Altered maternal vaginal microbiota composition contributes to the pathophysiology of preterm birth (PTB), according to a study of two racially distinct cohorts of US pregnant women.
The findings, which were reported in PNAS, extend and corroborate previous studies that have shown this link. However, in recent years, conflicting results have questioned the association.
The authors of the current study note that these conflicting outcomes may be due to black women having a different risk profile, resulting in a dissimilar range of normal vaginal community composition.
The new study compared PTB to term birth in predominately Caucasian women at low risk for PTB birth from Stanford University School of Medicine (n = 39) and in mostly African-American women at high risk for PTB from the University of Alabama at Birmingham (n = 96).
The investigators profiled the taxonomic composition of 2,179 vaginal swabs collected prospectively and weekly during gestation with 165 rRNA gene sequencing.
“Previously proposed associations between preterm birth and lower Lactobacillus and higher Gardnerella abundances replicated in the low-risk cohort, but not in the high-risk cohort,” the authors wrote.
The odds ratios for the associations with frequencies of Lactobacillus and Gardnerella in the low-risk cohort were calculated to be 5.81 and 5.12, respectively.
The study demonstrates the value of high-resolution statistical bioinformatics for clinical microbiome trials.

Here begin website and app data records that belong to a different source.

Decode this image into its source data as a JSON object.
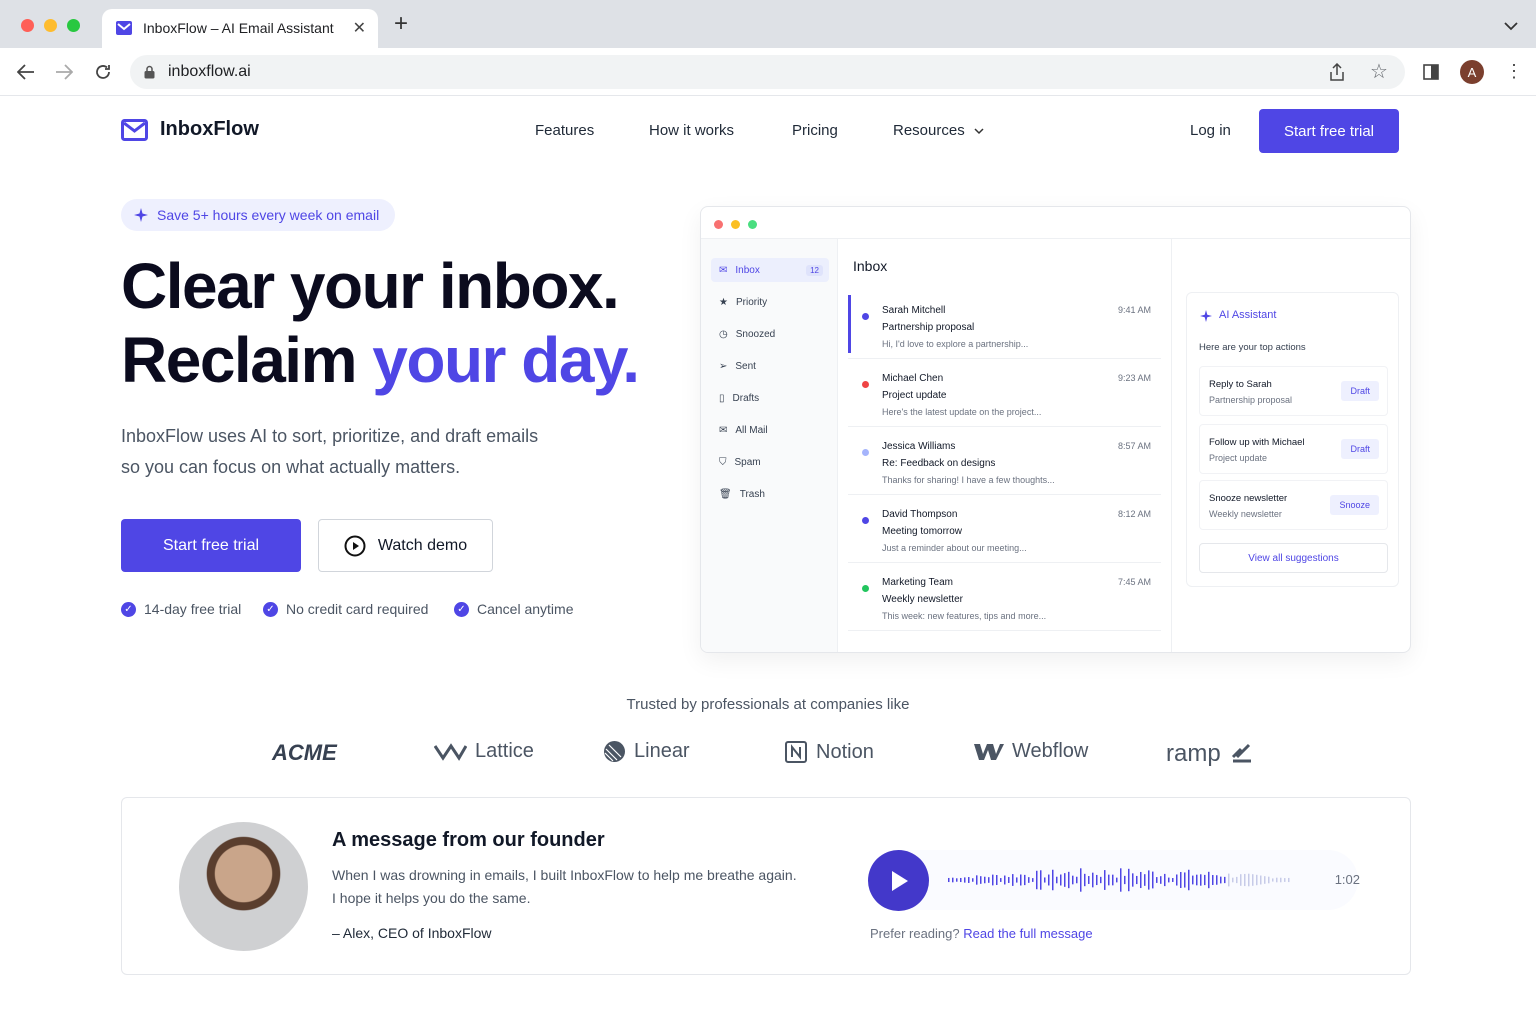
{
  "browser": {
    "tab_title": "InboxFlow – AI Email Assistant",
    "url": "inboxflow.ai",
    "profile_initial": "A"
  },
  "nav": {
    "brand": "InboxFlow",
    "links": [
      "Features",
      "How it works",
      "Pricing",
      "Resources"
    ],
    "login": "Log in",
    "cta": "Start free trial"
  },
  "hero": {
    "pill": "Save 5+ hours every week on email",
    "line1": "Clear your inbox.",
    "line2_plain": "Reclaim ",
    "line2_accent": "your day.",
    "sub1": "InboxFlow uses AI to sort, prioritize, and draft emails",
    "sub2": "so you can focus on what actually matters.",
    "primary_cta": "Start free trial",
    "secondary_cta": "Watch demo",
    "checks": [
      "14-day free trial",
      "No credit card required",
      "Cancel anytime"
    ]
  },
  "mockup": {
    "sidebar": [
      {
        "label": "Inbox",
        "icon": "mail-icon",
        "badge": "12"
      },
      {
        "label": "Priority",
        "icon": "star-icon"
      },
      {
        "label": "Snoozed",
        "icon": "clock-icon"
      },
      {
        "label": "Sent",
        "icon": "send-icon"
      },
      {
        "label": "Drafts",
        "icon": "file-icon"
      },
      {
        "label": "All Mail",
        "icon": "mail-icon"
      },
      {
        "label": "Spam",
        "icon": "shield-icon"
      },
      {
        "label": "Trash",
        "icon": "trash-icon"
      }
    ],
    "inbox_title": "Inbox",
    "emails": [
      {
        "from": "Sarah Mitchell",
        "subject": "Partnership proposal",
        "preview": "Hi, I'd love to explore a partnership...",
        "time": "9:41 AM",
        "dot": "#4f46e5"
      },
      {
        "from": "Michael Chen",
        "subject": "Project update",
        "preview": "Here's the latest update on the project...",
        "time": "9:23 AM",
        "dot": "#ef4444"
      },
      {
        "from": "Jessica Williams",
        "subject": "Re: Feedback on designs",
        "preview": "Thanks for sharing! I have a few thoughts...",
        "time": "8:57 AM",
        "dot": "#a5b4fc"
      },
      {
        "from": "David Thompson",
        "subject": "Meeting tomorrow",
        "preview": "Just a reminder about our meeting...",
        "time": "8:12 AM",
        "dot": "#4f46e5"
      },
      {
        "from": "Marketing Team",
        "subject": "Weekly newsletter",
        "preview": "This week: new features, tips and more...",
        "time": "7:45 AM",
        "dot": "#22c55e"
      }
    ],
    "ai": {
      "title": "AI Assistant",
      "subtitle": "Here are your top actions",
      "suggestions": [
        {
          "title": "Reply to Sarah",
          "detail": "Partnership proposal",
          "action": "Draft"
        },
        {
          "title": "Follow up with Michael",
          "detail": "Project update",
          "action": "Draft"
        },
        {
          "title": "Snooze newsletter",
          "detail": "Weekly newsletter",
          "action": "Snooze"
        }
      ],
      "view_all": "View all suggestions"
    }
  },
  "trusted": {
    "label": "Trusted by professionals at companies like",
    "logos": [
      "ACME",
      "Lattice",
      "Linear",
      "Notion",
      "Webflow",
      "ramp"
    ]
  },
  "founder": {
    "heading": "A message from our founder",
    "line1": "When I was drowning in emails, I built InboxFlow to help me breathe again.",
    "line2": "I hope it helps you do the same.",
    "signature": "– Alex, CEO of InboxFlow",
    "duration": "1:02",
    "prefer": "Prefer reading?",
    "read_link": "Read the full message"
  },
  "colors": {
    "accent": "#4f46e5",
    "text": "#111827"
  }
}
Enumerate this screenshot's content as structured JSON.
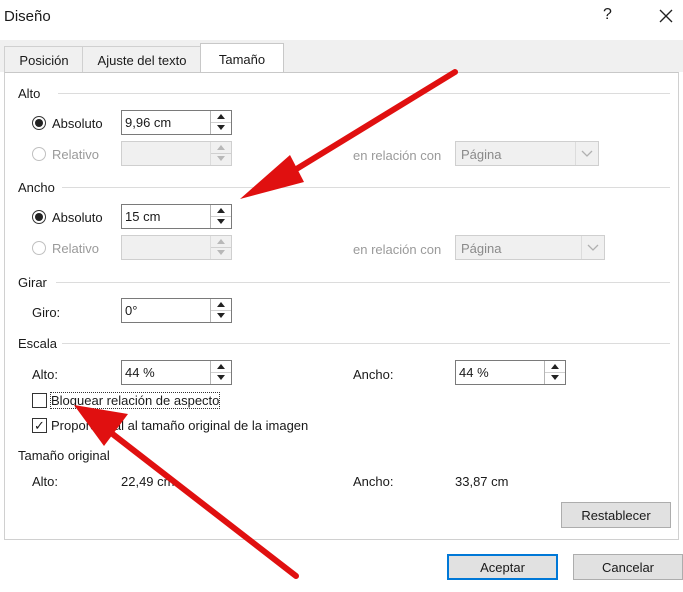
{
  "window": {
    "title": "Diseño",
    "help": "?",
    "close": "close"
  },
  "tabs": [
    {
      "label": "Posición",
      "active": false
    },
    {
      "label": "Ajuste del texto",
      "active": false
    },
    {
      "label": "Tamaño",
      "active": true
    }
  ],
  "alto": {
    "section": "Alto",
    "absoluto_label": "Absoluto",
    "absoluto_value": "9,96 cm",
    "relativo_label": "Relativo",
    "relativo_value": "",
    "relacion_label": "en relación con",
    "relacion_value": "Página"
  },
  "ancho": {
    "section": "Ancho",
    "absoluto_label": "Absoluto",
    "absoluto_value": "15 cm",
    "relativo_label": "Relativo",
    "relativo_value": "",
    "relacion_label": "en relación con",
    "relacion_value": "Página"
  },
  "girar": {
    "section": "Girar",
    "giro_label": "Giro:",
    "giro_value": "0°"
  },
  "escala": {
    "section": "Escala",
    "alto_label": "Alto:",
    "alto_value": "44 %",
    "ancho_label": "Ancho:",
    "ancho_value": "44 %",
    "bloquear_label": "Bloquear relación de aspecto",
    "bloquear_checked": false,
    "proporcional_label": "Proporcional al tamaño original de la imagen",
    "proporcional_checked": true
  },
  "original": {
    "section": "Tamaño original",
    "alto_label": "Alto:",
    "alto_value": "22,49 cm",
    "ancho_label": "Ancho:",
    "ancho_value": "33,87 cm"
  },
  "buttons": {
    "restablecer": "Restablecer",
    "aceptar": "Aceptar",
    "cancelar": "Cancelar"
  },
  "colors": {
    "accent": "#0078d7",
    "annotation": "#e01010"
  }
}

Such methodology allowed taxonomic assignment to the species and subspecies level, for which Lactobacillus crispatus corresponded to low risk of PTB in both cohorts, whereas Lactobacillus iners did not.
However, in the high-risk cohort, a decreased abundance of the less common species Lactobacillus jensenii and Lactobacillus gasseri was linked to PTB.
On the other hand, the refined Lactobacillus and Gardnerella associations in the low-risk cohort suggest that the replicated relationship is evident from early on in the second trimester.
The genus associated with PTB is a subspecies clade of Gardnerella vaginalis.
The study also concluded that patterns of co-occurrence between L. crispatus and Gardneralla were highly exclusive; in contrast, Gardnerella and Lactibacillus iners often coexisted at high frequencies.
Combined, the Lactobacillus and Gardnerella genera comprised more than two-thirds of the vaginal microbiota from the two cohorts. One notable difference, however, was the higher frequency of Gardneralla in the high-risk cohort (8.3%) compared to the low-risk cohort (4.7%).
There was also a lower frequency of L. crispatus in the high-risk cohort (15%) than in the low-risk cohort (45%).
In addition, Prevotella was associated with PTB in both cohorts, but most other genera frequently linked to bacterial vaginosis (BV) and tested were significantly linked to the low-risk group only.
“We argue that the vaginal microbiota is better represented by the quantitative frequencies of these key taxa than by classifying communities into five community state types,” the authors wrote.
The authors advocate a more precise characterization of PTB -associated alterations in the vaginal microbiota because of the nonspecific diagnosis of BV and the previous failures of antibiotic treatment for BV to reduce PTB.
Furthermore, for clinical applications, the authors believe exact sequence variants should be chosen over operational taxonomic units, given that the impact on health can vary substantially among closely related taxa.
Despite the study’s many strengths, the investigators were unable to distinguish between the effects of race, progesterone treatment and prior history of PTB. In addition, heterogeneity for the type of PTB, like spontaneous or medically indicated, is missing.
Nonetheless, “Our findings elucidate the ecology of the vaginal microbiota and advance our ability to predict and understand the cause of preterm birth,” the authors wrote.